Project description:Neurotransmission requires Ca(2+)-dependent release of secretory products through fusion pores that open and reclose (partial membrane distention) or open irreversibly (complete membrane distention). It has been challenging to distinguish between these release modes; however, in the work presented here, we were able to deduce different modes of depolarization-evoked exocytosis in neuroendocrine chromaffin and PC12 cells solely by analyzing amperometric recordings. After we determined the quantal size (Q), event half-width (t(50)), event amplitude (I(peak)), and event decay time constant (?(decay)), we fitted scatter plots of log-transformed data with a mixture of one- and two-dimensional Gaussian distributions. Our analysis revealed three distinct and differently shaped clusters of secretory events, likely corresponding to different modes of exocytosis. Complete membrane distention, through fusion pores of widely varying conductances, accounted for 70% of the total amount of released catecholamine. Two different kinds of partial membrane distention (kiss-and-run and kiss-and-stay exocytosis), characterized by mode-specific fusion pores with unitary conductances, accounted for 20% and 10%, respectively. These results show that our novel one- and two-dimensional analysis of amperometric data reveals new release properties and enables one to distinguish at least three different modes of exocytosis solely by analyzing amperometric recordings.

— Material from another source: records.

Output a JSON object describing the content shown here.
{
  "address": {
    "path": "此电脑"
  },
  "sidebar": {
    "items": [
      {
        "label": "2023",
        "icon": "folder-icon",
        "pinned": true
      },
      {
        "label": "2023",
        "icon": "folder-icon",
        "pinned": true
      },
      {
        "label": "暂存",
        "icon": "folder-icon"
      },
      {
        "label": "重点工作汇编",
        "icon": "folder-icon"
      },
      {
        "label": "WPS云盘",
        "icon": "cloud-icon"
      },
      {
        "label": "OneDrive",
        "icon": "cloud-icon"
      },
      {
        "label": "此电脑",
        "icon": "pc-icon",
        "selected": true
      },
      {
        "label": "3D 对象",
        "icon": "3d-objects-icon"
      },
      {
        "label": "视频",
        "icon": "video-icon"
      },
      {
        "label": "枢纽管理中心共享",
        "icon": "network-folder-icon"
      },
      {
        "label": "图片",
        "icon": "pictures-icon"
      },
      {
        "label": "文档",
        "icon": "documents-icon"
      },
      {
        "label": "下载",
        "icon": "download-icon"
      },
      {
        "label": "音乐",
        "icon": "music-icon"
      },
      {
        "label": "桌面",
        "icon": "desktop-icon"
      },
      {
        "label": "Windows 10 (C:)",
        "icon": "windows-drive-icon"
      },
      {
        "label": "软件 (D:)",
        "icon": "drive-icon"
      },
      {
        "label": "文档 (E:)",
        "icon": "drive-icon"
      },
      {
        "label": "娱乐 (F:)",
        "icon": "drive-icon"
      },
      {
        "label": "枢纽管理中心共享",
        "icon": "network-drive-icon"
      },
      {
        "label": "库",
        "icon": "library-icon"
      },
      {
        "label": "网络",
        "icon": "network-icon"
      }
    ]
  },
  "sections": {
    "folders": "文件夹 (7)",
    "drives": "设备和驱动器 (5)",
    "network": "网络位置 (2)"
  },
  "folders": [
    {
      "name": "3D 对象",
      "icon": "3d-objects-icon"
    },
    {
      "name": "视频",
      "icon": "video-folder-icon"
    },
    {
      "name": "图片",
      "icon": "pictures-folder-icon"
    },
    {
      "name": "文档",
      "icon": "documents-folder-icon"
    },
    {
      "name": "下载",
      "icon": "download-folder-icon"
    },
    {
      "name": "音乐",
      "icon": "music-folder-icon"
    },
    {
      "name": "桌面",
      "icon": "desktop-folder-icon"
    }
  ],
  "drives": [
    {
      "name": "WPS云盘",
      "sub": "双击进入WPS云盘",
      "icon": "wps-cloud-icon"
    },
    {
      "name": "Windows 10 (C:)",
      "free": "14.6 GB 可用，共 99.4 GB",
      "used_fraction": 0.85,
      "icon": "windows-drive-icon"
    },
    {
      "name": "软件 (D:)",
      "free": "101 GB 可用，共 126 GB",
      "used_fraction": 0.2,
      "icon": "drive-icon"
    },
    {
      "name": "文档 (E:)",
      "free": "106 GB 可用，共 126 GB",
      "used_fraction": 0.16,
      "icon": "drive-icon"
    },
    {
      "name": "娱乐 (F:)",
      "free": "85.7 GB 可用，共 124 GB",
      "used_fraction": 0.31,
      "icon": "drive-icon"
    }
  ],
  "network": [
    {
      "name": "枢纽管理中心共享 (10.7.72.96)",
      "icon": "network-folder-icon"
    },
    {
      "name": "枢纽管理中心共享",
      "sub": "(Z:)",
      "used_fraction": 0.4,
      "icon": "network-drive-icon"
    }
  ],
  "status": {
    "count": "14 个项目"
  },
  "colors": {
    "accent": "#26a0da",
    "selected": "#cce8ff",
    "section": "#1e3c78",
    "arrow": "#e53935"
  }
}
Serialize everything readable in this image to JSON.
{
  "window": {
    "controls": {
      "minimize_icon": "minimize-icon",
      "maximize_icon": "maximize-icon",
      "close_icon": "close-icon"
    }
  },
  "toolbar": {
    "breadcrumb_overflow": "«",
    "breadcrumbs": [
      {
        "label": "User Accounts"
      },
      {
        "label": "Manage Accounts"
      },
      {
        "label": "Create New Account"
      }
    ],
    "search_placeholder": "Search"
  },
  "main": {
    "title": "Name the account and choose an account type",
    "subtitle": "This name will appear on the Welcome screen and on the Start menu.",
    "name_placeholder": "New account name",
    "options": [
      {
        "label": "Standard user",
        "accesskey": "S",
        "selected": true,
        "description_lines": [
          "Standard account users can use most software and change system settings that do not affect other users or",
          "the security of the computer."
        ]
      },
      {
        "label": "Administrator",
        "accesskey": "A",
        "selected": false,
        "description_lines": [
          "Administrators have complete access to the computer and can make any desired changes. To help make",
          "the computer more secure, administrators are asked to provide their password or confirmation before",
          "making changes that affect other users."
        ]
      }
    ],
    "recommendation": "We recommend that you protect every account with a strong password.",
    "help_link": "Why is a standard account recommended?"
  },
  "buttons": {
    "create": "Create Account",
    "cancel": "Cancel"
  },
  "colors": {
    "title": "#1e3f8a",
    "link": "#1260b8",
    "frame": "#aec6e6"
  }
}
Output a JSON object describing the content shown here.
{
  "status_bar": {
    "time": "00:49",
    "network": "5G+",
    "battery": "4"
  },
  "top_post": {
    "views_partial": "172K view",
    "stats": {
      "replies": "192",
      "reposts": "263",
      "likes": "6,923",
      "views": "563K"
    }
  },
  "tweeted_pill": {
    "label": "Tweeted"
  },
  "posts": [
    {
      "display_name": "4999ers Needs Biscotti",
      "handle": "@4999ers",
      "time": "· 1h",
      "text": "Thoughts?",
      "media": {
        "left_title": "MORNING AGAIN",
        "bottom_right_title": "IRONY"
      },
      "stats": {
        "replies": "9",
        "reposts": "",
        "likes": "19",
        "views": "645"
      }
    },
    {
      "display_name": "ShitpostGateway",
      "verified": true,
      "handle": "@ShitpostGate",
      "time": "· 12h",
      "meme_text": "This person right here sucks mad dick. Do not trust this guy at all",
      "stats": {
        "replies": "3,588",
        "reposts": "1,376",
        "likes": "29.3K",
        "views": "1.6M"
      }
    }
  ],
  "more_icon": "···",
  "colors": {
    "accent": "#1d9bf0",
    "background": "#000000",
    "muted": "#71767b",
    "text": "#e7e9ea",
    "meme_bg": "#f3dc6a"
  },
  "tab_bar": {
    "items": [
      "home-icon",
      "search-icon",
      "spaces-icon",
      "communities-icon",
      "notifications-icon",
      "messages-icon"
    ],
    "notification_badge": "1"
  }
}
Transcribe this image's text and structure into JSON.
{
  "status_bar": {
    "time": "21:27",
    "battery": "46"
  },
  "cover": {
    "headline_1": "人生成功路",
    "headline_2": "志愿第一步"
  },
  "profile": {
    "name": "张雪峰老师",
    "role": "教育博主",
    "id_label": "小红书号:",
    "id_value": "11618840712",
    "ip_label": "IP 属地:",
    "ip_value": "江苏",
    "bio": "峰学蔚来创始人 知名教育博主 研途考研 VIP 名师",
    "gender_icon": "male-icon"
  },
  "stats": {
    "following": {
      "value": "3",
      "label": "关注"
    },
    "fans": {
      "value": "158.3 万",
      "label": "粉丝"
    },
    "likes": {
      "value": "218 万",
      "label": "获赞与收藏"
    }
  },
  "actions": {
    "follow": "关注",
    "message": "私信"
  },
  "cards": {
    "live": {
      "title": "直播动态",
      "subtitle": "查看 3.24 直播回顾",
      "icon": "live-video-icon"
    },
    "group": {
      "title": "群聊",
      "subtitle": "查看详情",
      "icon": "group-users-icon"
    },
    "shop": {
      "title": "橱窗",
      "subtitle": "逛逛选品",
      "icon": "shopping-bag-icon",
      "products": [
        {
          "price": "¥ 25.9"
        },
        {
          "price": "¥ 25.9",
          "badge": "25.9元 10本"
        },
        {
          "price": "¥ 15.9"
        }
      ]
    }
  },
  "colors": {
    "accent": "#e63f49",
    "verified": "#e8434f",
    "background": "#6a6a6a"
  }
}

Project description:Adaptive and innate immunity utilize the perforin-killing pathway to eliminate virus-infected or cancer cells. Cytotoxic T-lymphocytes (CTLs) and natural killer cells mediate this process by releasing toxic proteins at the contact area with target cells known as immunological synapse (IS). Formation of a stable IS and exocytosis of toxic proteins requires persistent fusion of Rab11a recycling endosomes with the plasma membrane (PM) that may assure the delivery of key effector proteins. Despite the importance of the recycling endosomal compartment, the membrane fusion proteins that control this process at the IS remain elusive. Here, by performing knockdown experiments we found that syntaxin 4 (STX4) is necessary for cytotoxic activity and CD107a degranulation against target cells in a similar fashion to syntaxin 11, which is involved in lytic granule (LG) exocytosis and immunodeficiency when it is mutated. Using total internal reflection fluorescent microscopy we identified that STX4 mediates fusion of EGFP-Rab11a vesicles at the IS. Immunoprecipitation experiments in lysates of activated CTLs indicate that endogenous STX4 may drive this fusion step by interacting with cognate proteins: Munc18-3/SNAP23/VAMP7 and/or VAMP8. These results reveal the role of STX4 in mediating fusion of Rab11a endosomes upstream of lytic granules (LGs) exocytosis and further demonstrate the importance of this pathway in controlling CTL-mediated cytotoxicity.